- Responses to each of the insurance carrier’s reasons for a low offer
- The higher amount you would accept
You should ensure that any counteroffer is less than the amount you requested in your initial demand letter. This will show you are prepared to compromise. Don’t set the counteroffer too low, it need only be slightly less than your original request. Do not lowball yourself at this stage of proceedings.
If you retain an experienced personal injury attorney, they can take care of all this correspondence on your behalf.
Moving Beyond Low Settlement Offers
You should avoid responding emotionally to a lowball offer for a personal injury case.
Beyond this, you should not start worrying that a low initial offer represents the best the insurance company will do.
What is key when presented with a low offer is to remain professional and courteous, even if you don’t feel like behaving that way. Souring your relationship with the other parties will do nothing to improve the resolution of your case. Indeed, things you say and do could even be sued against you should you decide to try renegotiating their offer.
Understand that the insurance company is using this initial offer as the lowest amount they feel they could get away with. View a low offer as a starting point for negotiations. This will help you to more smoothly move beyond a lowball offer to pursue the compensation you deserve.
The Settlement Authority of The Adjuster
The highest amount the insurance adjuster is authorized to offer you in settlement is known as the authority of the adjuster.
Even if you directly ask the insurance company about this settlement authority, they may not be transparent with the actual dollar amount of this authority.
Accepting Reasonable Offers
In some cases, the insurance adjuster may feel you have a very solid case against their insured party. If so, they could make a fair initial settlement offer.
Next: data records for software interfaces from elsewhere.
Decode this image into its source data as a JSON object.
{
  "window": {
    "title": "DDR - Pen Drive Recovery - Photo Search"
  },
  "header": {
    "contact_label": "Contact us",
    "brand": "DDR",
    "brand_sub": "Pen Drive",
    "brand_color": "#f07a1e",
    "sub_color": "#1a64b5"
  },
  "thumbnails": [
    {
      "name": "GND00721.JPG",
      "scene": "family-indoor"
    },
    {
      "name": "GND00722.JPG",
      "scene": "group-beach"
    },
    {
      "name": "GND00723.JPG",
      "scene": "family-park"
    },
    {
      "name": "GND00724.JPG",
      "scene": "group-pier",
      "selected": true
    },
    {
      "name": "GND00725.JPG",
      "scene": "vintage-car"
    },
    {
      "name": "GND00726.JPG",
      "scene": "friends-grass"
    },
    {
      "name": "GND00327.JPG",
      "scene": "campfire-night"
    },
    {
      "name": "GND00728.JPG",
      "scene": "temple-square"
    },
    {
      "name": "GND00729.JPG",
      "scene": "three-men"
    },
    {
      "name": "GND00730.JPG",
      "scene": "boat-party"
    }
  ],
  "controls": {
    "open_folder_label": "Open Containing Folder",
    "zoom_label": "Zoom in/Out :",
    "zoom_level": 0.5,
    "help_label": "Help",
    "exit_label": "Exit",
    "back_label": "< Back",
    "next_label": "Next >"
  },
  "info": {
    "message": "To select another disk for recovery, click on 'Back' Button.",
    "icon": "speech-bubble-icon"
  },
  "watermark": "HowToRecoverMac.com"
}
This is unlikely, but possible.
Don’t reject an initial offer purely because it is the first offer. Assess what you requested in your initial demand letter against the offer of the insurance adjuster. You can then liaise with your attorney to determine whether the offer is fair.
Accepting a fair initial settlement offer will save you time and money, prevent you becoming embroiled in a protracted counteroffer battle, and could put an end to the matter conclusively. You should only accept the offer if you and your attorney feel it is fair, though.
What To Do If Negotiations Stall
If you find the insurance company stalls proceedings, you can fight back.
Remain persistent in your approach. Call and email the claims adjuster frequently. Request for progress reports with specifics.
If you still find no improvement, consider writing a formal demand letter. This document states what you feel constitutes a fair settlement with a basis for this valuation included.
If the insurance company defending your personal injury claim is stalling, it is vital that they believe you will follow up by filing formal proceedings if they do not process the claim expediently.